TASK DIRECTIONS:
Copy out each line of the listing below where the string "before" appears.

DATA SHOWN Block Start

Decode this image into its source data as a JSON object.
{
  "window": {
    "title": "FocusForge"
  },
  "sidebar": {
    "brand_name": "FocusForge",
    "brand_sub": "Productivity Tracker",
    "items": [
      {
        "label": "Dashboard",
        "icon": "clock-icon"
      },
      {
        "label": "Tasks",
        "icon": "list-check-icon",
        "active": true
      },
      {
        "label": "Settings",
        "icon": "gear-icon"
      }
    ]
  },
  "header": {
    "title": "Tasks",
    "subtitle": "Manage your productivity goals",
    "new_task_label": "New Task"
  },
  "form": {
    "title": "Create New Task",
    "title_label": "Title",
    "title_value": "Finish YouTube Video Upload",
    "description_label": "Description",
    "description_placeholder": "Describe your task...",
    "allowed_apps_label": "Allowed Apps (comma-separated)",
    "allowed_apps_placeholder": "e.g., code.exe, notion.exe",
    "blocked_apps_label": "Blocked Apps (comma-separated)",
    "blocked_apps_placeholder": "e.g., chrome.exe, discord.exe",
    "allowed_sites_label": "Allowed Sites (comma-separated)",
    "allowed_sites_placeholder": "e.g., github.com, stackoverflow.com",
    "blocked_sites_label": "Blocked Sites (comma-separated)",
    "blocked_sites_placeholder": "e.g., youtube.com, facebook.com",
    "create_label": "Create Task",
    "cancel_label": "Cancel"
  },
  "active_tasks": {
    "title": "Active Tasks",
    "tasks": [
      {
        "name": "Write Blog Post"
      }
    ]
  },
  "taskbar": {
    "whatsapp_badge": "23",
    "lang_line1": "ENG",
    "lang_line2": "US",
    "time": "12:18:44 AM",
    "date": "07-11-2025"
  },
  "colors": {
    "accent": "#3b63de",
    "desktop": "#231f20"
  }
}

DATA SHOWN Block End
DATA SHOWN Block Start

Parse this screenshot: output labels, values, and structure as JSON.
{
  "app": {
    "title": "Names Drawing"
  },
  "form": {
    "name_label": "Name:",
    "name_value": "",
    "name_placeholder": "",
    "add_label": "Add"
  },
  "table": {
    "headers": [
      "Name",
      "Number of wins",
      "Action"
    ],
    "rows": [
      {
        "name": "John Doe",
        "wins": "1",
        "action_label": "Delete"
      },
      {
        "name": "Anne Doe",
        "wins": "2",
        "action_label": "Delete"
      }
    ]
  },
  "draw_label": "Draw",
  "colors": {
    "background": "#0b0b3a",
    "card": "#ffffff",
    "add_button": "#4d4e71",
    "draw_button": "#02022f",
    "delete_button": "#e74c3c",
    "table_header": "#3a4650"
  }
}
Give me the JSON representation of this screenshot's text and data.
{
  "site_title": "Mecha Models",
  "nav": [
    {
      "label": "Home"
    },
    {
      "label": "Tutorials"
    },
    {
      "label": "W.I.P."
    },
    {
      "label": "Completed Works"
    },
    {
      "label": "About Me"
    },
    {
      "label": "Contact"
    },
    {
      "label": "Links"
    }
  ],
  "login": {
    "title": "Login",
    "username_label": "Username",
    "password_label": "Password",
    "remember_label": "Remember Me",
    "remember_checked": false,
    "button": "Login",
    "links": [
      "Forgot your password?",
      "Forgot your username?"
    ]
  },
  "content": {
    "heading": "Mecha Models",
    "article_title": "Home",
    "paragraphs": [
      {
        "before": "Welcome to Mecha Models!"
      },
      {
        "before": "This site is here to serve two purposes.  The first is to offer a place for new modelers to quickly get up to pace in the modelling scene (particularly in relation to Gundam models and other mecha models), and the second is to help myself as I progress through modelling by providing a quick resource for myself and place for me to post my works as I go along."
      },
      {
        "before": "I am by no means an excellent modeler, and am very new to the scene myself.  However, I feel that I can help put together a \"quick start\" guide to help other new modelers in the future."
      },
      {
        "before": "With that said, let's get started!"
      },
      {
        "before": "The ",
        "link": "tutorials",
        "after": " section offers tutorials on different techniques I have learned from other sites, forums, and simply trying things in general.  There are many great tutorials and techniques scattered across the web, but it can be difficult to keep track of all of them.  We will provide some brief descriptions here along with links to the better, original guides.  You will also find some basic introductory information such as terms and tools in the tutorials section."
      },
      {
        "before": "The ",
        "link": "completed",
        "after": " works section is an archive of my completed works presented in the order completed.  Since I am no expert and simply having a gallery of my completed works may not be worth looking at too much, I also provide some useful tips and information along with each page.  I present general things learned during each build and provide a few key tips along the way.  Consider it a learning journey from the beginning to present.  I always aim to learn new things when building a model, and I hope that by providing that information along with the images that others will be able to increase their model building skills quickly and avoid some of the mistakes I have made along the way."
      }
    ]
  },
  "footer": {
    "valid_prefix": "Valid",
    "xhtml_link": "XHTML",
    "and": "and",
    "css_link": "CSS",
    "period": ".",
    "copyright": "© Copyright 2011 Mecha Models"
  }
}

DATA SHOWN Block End

ANSWER BOX:
        "before": "Welcome to Mecha Models!"
        "before": "This site is here to serve two purposes.  The first is to offer a place for new modelers to quickly get up to pace in the modelling scene (particularly in relation to Gundam models and other mecha models), and the second is to help myself as I progress through modelling by providing a quick resource for myself and place for me to post my works as I go along."
        "before": "I am by no means an excellent modeler, and am very new to the scene myself.  However, I feel that I can help put together a \"quick start\" guide to help other new modelers in the future."
        "before": "With that said, let's get started!"
        "before": "The ",
        "before": "The ",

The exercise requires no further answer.